This morning, like you, I read about the Nokia cuts. Nokia appear, in my opinion, to be hitting the same issue that Microsoft and Windows Mobile tackled four or five years ago.
There was far too much washing about. Nokia were the undisputed king of the mobile ring and they, like Microsoft and Windows Mobile, rubbed their hands together as the money trucks backed into the car-park.
But, just look at the release Nokia put out today…
Competitive industry dynamics are negatively affecting the Smart Devices business unit to a somewhat greater extent than previously expected. Nokia expects (this) to continue … in the third quarter of 2012.
Translated, this basically sounds like Nokia are saying “Our competitors are doing way better than we are. We expected to throw the Lumia range out there and watch the money trucks, but it hasn’t happened”. Now, with another 10,000 staff pushed out, they’re telling investors to expect a downward line until at least October. Will less staff mean that those stronger competitors will go away? Can Nokia continue to moan that, “We’re not doing well because others are doing better and selling more. That’s not fair!”
During 2007 I sat and watched Microsoft dismiss the iPhone. I watched the iPhone gobble up market share like a hungy hippo. Nothing seemed to happen with Windows Mobile and, as Microsoft dragged their heels, it vanished from consumer and business pockets. This happened quickly. Fast forward to today and Blackberry are facing similar issues with Directors and Managers switching to iPads, iPhones or a “BYOD” (Bring Your Own Device) policy as spending takes a back seat in a economic downturn.
All this happened with immense speed. The mobile industry is changing faster than ever. Who’d have thought that Samsung would dominate the Android scene so quickly and HTC would be changing the number of handsets in their portfolio so rapidly?
Speed is key, and being able to adapt on an almost monthly basis is essential.

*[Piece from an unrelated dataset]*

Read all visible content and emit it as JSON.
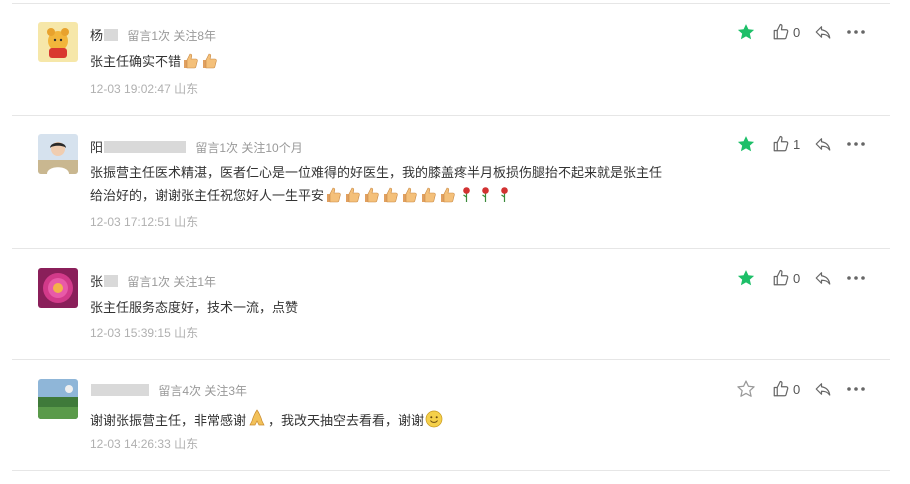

Getting a brand which is trusted is difficult. When your brand is on the rise a tiny issue can instantly send it tumbling. Samsung have achieved a strong brand and are known for producing quality products with great designs. Nokia, on the other hand, have seen their brand become less well known as their devices disappear from shelves and get replaced with other brands. Now even my nan knows about HTC phones and, for her next handset, she wants one of those instead of the Nokia featurephone she has now.
Those millions of people using Nokia featurephones are transitioning to cheap Android smartphones. Featurephones are dead and Nokia knows it – they’re knocking out cut-price Lumia devices (like the 610 and 710) in the hope of regaining those lost featurephone customers but, from what I can see, it’s too little, too late. An army of cheap Android phones are available from the likes of ZTE, HTC, Huawei, Alcatel, LG, Samsung, Sony Mobile and others. Can Nokia, with a couple of cheaper Lumia devices lacking the app catalogue of their Android competitors, grab those customers back?
Will Microsoft buy out Nokia when the “time is right”? It’s a question many in the media are too afraid to mention, but with the Nokia share price tumbling it could prove to be a fire sale bargain. Not only that, but the semingly cosy relationship with the two is implanting the belief that only Nokia make Windows Phone devices. It’s not true of course, but it’s what customers can mistakingly believe.
Will Nokia become a Zune? Or will Microsoft continue piling cash on the embers until – like the XBox – the numbers begin to climb?
Let us know what you think below or in our forums.